A witness on the scene estimated that neighbors waited with the victim for 30 minutes before an officer arrived.
"Despicable," one neighbor posted online.
"Explain why a city with some of the highest taxes in the U.S. can't provide enough police coverage to respond to a violent, armed attack on one of its citizens," another resident said.
Cmdr. Elias Voulgaris of the Town Hall Police District responded to those complaints on Tuesday via an email to DNAinfo Chicago.
"It was a dispatch error on the original call," Voulgaris said. "The dispatcher's supervisor has pulled an investigation into the incident so I can't really comment on that."
As additional calls were made to 911 regarding the incident, which occurred in the 4400 block of North Paulina Street about 3:20 p.m., a second call was dispatched and an officer responded, Voulgaris said.
"Yes there was time lost between the first/original call and the second/subsequent call," the commander said. "The officer who received the assignment acknowledged the assignment immediately."
Ald. Ameya Pawar (47th) acknowledged a mistake had been made but further clarified the lag between calls made to 911 regarding the attack and the time at which the officer arrived at the scene.
Where the life of a victim is in danger, paramedics are sent to immediately tend to the injured person, he said, while police officers chase after suspects.
"The officer went to look for suspects first," he said. "When they didn't find the suspects, they went to the victim."
The Crime in Wrigleyville + Boystown blog continues to assert that rather than dispatch error, the delay was due to a lack of manpower in the Town Hall District, resulting in a "Radio Assignments Pending" status, meaning there are no officers available to respond.

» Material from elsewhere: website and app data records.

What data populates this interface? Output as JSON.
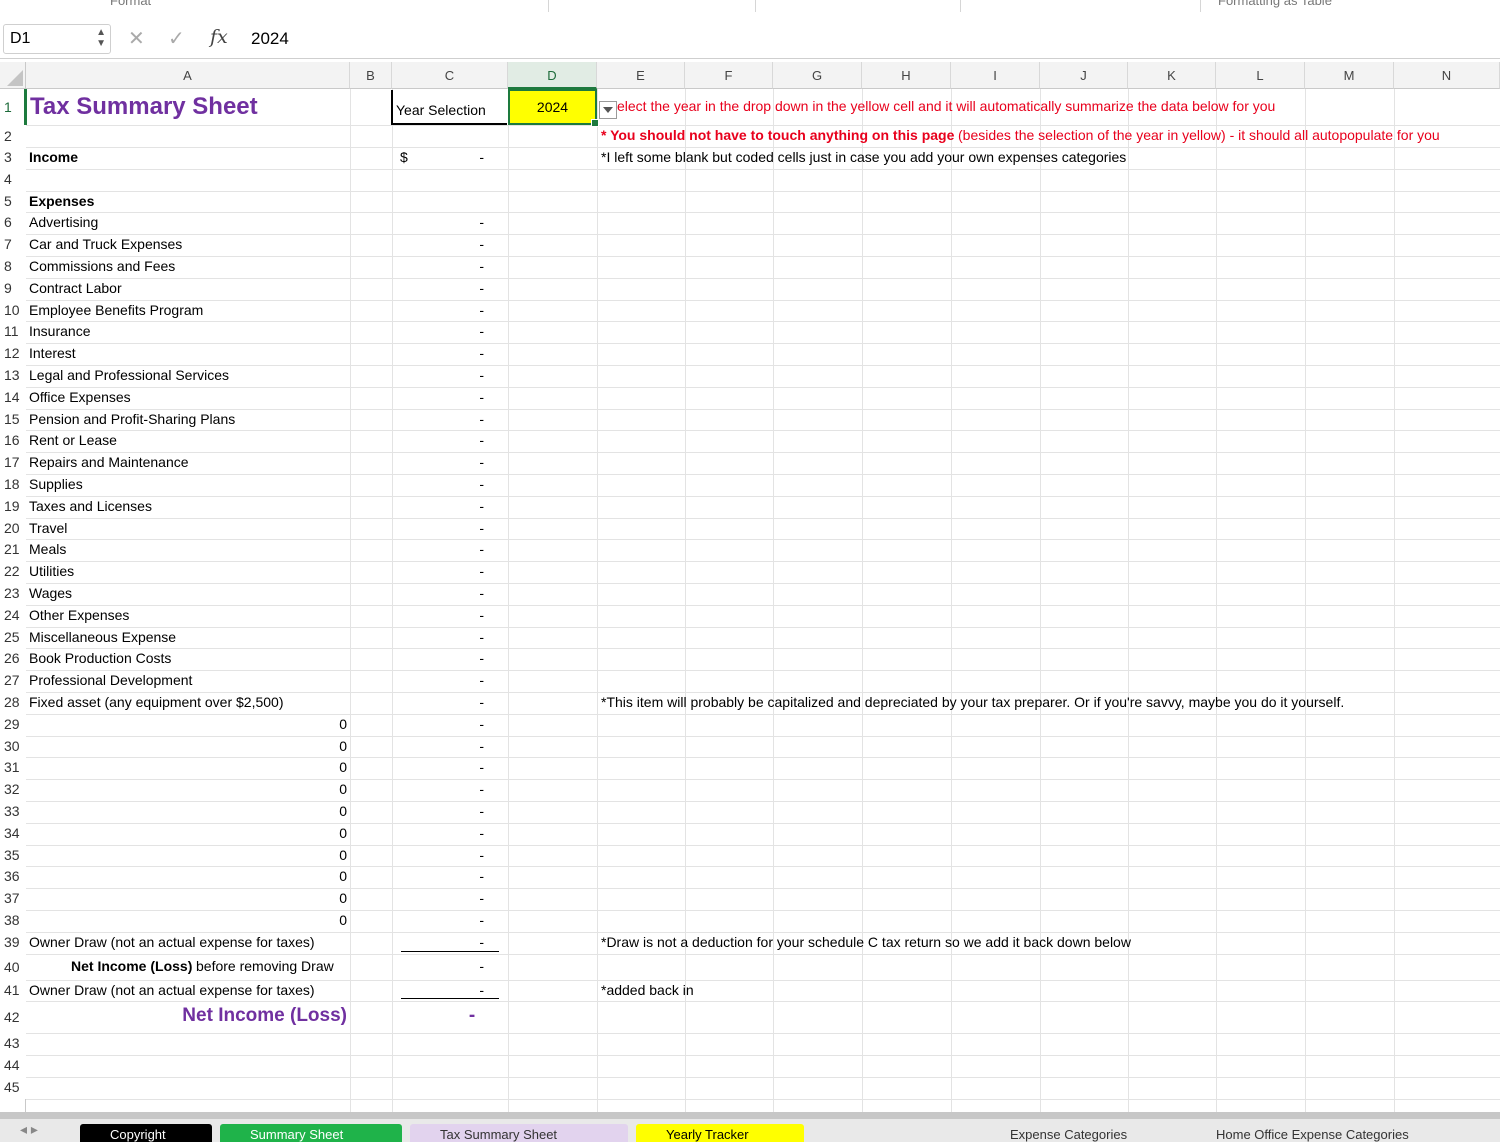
{
  "ribbon": {
    "format_label": "Format",
    "formatting_label": "Formatting  as Table"
  },
  "formula_bar": {
    "cell_ref": "D1",
    "cancel_icon": "x-icon",
    "enter_icon": "check-icon",
    "fx_label": "fx",
    "value": "2024"
  },
  "columns": [
    "A",
    "B",
    "C",
    "D",
    "E",
    "F",
    "G",
    "H",
    "I",
    "J",
    "K",
    "L",
    "M",
    "N"
  ],
  "rows": [
    "1",
    "2",
    "3",
    "4",
    "5",
    "6",
    "7",
    "8",
    "9",
    "10",
    "11",
    "12",
    "13",
    "14",
    "15",
    "16",
    "17",
    "18",
    "19",
    "20",
    "21",
    "22",
    "23",
    "24",
    "25",
    "26",
    "27",
    "28",
    "29",
    "30",
    "31",
    "32",
    "33",
    "34",
    "35",
    "36",
    "37",
    "38",
    "39",
    "40",
    "41",
    "42",
    "43",
    "44",
    "45"
  ],
  "sheet": {
    "title": "Tax Summary Sheet",
    "year_selection_label": "Year Selection",
    "year_value": "2024",
    "income_label": "Income",
    "income_currency": "$",
    "income_value": "-",
    "expenses_label": "Expenses",
    "expense_items": [
      "Advertising",
      "Car and Truck Expenses",
      "Commissions and Fees",
      "Contract Labor",
      "Employee Benefits Program",
      "Insurance",
      "Interest",
      "Legal and Professional Services",
      "Office Expenses",
      "Pension and Profit-Sharing Plans",
      "Rent or Lease",
      "Repairs and Maintenance",
      "Supplies",
      "Taxes and Licenses",
      "Travel",
      "Meals",
      "Utilities",
      "Wages",
      "Other Expenses",
      "Miscellaneous Expense",
      "Book Production Costs",
      "Professional Development",
      "Fixed asset (any equipment over $2,500)"
    ],
    "blank_coded_value": "0",
    "dash": "-",
    "owner_draw_label": "Owner Draw (not an actual expense for taxes)",
    "net_before_bold": "Net Income (Loss)",
    "net_before_rest": " before removing Draw",
    "owner_draw_label_2": "Owner Draw (not an actual expense for taxes)",
    "net_income_label": "Net Income (Loss)",
    "net_income_value": "-"
  },
  "notes": {
    "e1": "elect the year in the drop down in the yellow cell and it will automatically summarize the data below for you",
    "e2_bold": "* You should not have to touch anything on this page",
    "e2_rest": " (besides the selection of the year in yellow) - it should all autopopulate for you",
    "e3": "*I left some blank but coded cells just in case you add your own expenses categories",
    "e28": "*This item will probably be capitalized and depreciated by your tax preparer. Or if you're savvy, maybe you do it yourself.",
    "e39": "*Draw is not a deduction for your schedule C tax return so we add it back down below",
    "e41": "*added back in"
  },
  "tabs": [
    {
      "label": "Copyright",
      "color": "#000000",
      "text_color": "#ffffff"
    },
    {
      "label": "Summary Sheet",
      "color": "#1fb34a",
      "text_color": "#ffffff"
    },
    {
      "label": "Tax Summary Sheet",
      "color": "#e2d3ee",
      "text_color": "#333333"
    },
    {
      "label": "Yearly Tracker",
      "color": "#ffff00",
      "text_color": "#000000"
    },
    {
      "label": "Expense Categories",
      "color": "#e9e9e9",
      "text_color": "#333333"
    },
    {
      "label": "Home Office Expense Categories",
      "color": "#e9e9e9",
      "text_color": "#333333"
    }
  ],
  "colors": {
    "accent_purple": "#7030a0",
    "note_red": "#e8001c",
    "selected_yellow": "#ffff00",
    "selection_green": "#1d7a3e"
  }
}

While not denying that does occur at times, Voulgaris said, "In this case it was not the cause in the response time."